** Problem requirements **
All of the data below should be written out again exactly.

** Material for this task **
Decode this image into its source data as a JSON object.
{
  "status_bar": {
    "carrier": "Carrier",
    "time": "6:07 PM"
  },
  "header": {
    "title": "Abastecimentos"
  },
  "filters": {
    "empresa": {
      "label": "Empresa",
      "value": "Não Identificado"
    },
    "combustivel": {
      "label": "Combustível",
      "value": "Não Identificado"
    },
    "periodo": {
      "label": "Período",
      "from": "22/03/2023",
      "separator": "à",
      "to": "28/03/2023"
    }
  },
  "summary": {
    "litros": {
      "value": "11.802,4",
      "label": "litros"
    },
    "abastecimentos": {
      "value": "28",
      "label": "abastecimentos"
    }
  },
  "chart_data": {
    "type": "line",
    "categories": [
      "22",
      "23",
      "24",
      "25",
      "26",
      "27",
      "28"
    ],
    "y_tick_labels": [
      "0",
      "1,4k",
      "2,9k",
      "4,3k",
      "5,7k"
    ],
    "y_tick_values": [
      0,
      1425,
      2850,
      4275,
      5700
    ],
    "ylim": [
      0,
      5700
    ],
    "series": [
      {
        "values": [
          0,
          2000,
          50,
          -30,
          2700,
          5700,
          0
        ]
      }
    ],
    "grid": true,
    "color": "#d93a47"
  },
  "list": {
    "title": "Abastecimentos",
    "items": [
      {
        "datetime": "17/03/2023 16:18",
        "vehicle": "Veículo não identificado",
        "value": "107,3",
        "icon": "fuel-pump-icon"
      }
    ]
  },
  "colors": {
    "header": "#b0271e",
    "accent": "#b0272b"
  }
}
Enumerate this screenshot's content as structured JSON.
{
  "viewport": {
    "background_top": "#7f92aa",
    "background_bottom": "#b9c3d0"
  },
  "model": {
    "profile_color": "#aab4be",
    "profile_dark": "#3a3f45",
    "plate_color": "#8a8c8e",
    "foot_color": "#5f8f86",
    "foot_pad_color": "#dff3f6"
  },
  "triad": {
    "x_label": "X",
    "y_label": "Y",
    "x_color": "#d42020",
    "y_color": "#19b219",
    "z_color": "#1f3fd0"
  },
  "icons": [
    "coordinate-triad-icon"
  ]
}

** Answer for this exercise **
Decode this image into its source data as a JSON object.
{
  "status_bar": {
    "carrier": "Carrier",
    "time": "6:07 PM"
  },
  "header": {
    "title": "Abastecimentos"
  },
  "filters": {
    "empresa": {
      "label": "Empresa",
      "value": "Não Identificado"
    },
    "combustivel": {
      "label": "Combustível",
      "value": "Não Identificado"
    },
    "periodo": {
      "label": "Período",
      "from": "22/03/2023",
      "separator": "à",
      "to": "28/03/2023"
    }
  },
  "summary": {
    "litros": {
      "value": "11.802,4",
      "label": "litros"
    },
    "abastecimentos": {
      "value": "28",
      "label": "abastecimentos"
    }
  },
  "chart_data": {
    "type": "line",
    "categories": [
      "22",
      "23",
      "24",
      "25",
      "26",
      "27",
      "28"
    ],
    "y_tick_labels": [
      "0",
      "1,4k",
      "2,9k",
      "4,3k",
      "5,7k"
    ],
    "y_tick_values": [
      0,
      1425,
      2850,
      4275,
      5700
    ],
    "ylim": [
      0,
      5700
    ],
    "series": [
      {
        "values": [
          0,
          2000,
          50,
          -30,
          2700,
          5700,
          0
        ]
      }
    ],
    "grid": true,
    "color": "#d93a47"
  },
  "list": {
    "title": "Abastecimentos",
    "items": [
      {
        "datetime": "17/03/2023 16:18",
        "vehicle": "Veículo não identificado",
        "value": "107,3",
        "icon": "fuel-pump-icon"
      }
    ]
  },
  "colors": {
    "header": "#b0271e",
    "accent": "#b0272b"
  }
}
Enumerate this screenshot's content as structured JSON.
{
  "viewport": {
    "background_top": "#7f92aa",
    "background_bottom": "#b9c3d0"
  },
  "model": {
    "profile_color": "#aab4be",
    "profile_dark": "#3a3f45",
    "plate_color": "#8a8c8e",
    "foot_color": "#5f8f86",
    "foot_pad_color": "#dff3f6"
  },
  "triad": {
    "x_label": "X",
    "y_label": "Y",
    "x_color": "#d42020",
    "y_color": "#19b219",
    "z_color": "#1f3fd0"
  },
  "icons": [
    "coordinate-triad-icon"
  ]
}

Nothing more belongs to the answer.